> [ASSIGNMENT]
All of the records below are to be given again word for word, with the pictures removed.

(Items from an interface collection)

============

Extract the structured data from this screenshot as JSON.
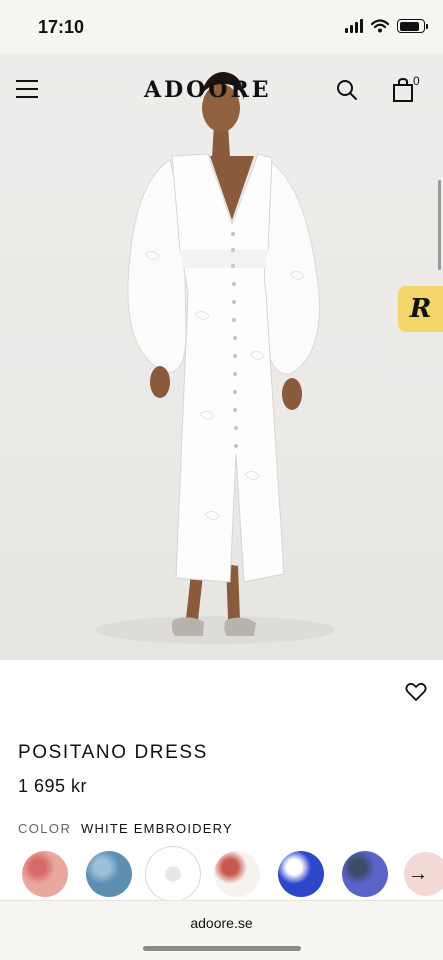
{
  "status_bar": {
    "time": "17:10",
    "battery_level": 0.85
  },
  "header": {
    "logo": "ADOORE",
    "cart_count": "0"
  },
  "product": {
    "name": "POSITANO DRESS",
    "price": "1 695 kr",
    "color_label": "COLOR",
    "color_value": "WHITE EMBROIDERY",
    "image_alt_icon": "product-photo"
  },
  "swatches": [
    {
      "name": "coral-floral",
      "base": "#e9a79f",
      "accent": "#d66a68"
    },
    {
      "name": "blue-watercolor",
      "base": "#5e8fb3",
      "accent": "#9cc0d8"
    },
    {
      "name": "white-embroidery",
      "base": "#ffffff",
      "accent": "#e7e7e7",
      "selected": true
    },
    {
      "name": "white-red-print",
      "base": "#f6f2ee",
      "accent": "#c8574f"
    },
    {
      "name": "cobalt-white-print",
      "base": "#2d47c9",
      "accent": "#ffffff"
    },
    {
      "name": "periwinkle-print",
      "base": "#5a63c8",
      "accent": "#3a4d6a"
    }
  ],
  "browser": {
    "url": "adoore.se"
  },
  "colors": {
    "accent_badge": "#f3d56a",
    "background": "#ffffff",
    "chrome": "#f6f5f2"
  }
}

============

> [ANSWER TO THIS PROBLEM]
Extract the structured data from this screenshot as JSON.
{
  "status_bar": {
    "time": "17:10",
    "battery_level": 0.85
  },
  "header": {
    "logo": "ADOORE",
    "cart_count": "0"
  },
  "product": {
    "name": "POSITANO DRESS",
    "price": "1 695 kr",
    "color_label": "COLOR",
    "color_value": "WHITE EMBROIDERY",
    "image_alt_icon": "product-photo"
  },
  "swatches": [
    {
      "name": "coral-floral",
      "base": "#e9a79f",
      "accent": "#d66a68"
    },
    {
      "name": "blue-watercolor",
      "base": "#5e8fb3",
      "accent": "#9cc0d8"
    },
    {
      "name": "white-embroidery",
      "base": "#ffffff",
      "accent": "#e7e7e7",
      "selected": true
    },
    {
      "name": "white-red-print",
      "base": "#f6f2ee",
      "accent": "#c8574f"
    },
    {
      "name": "cobalt-white-print",
      "base": "#2d47c9",
      "accent": "#ffffff"
    },
    {
      "name": "periwinkle-print",
      "base": "#5a63c8",
      "accent": "#3a4d6a"
    }
  ],
  "browser": {
    "url": "adoore.se"
  },
  "colors": {
    "accent_badge": "#f3d56a",
    "background": "#ffffff",
    "chrome": "#f6f5f2"
  }
}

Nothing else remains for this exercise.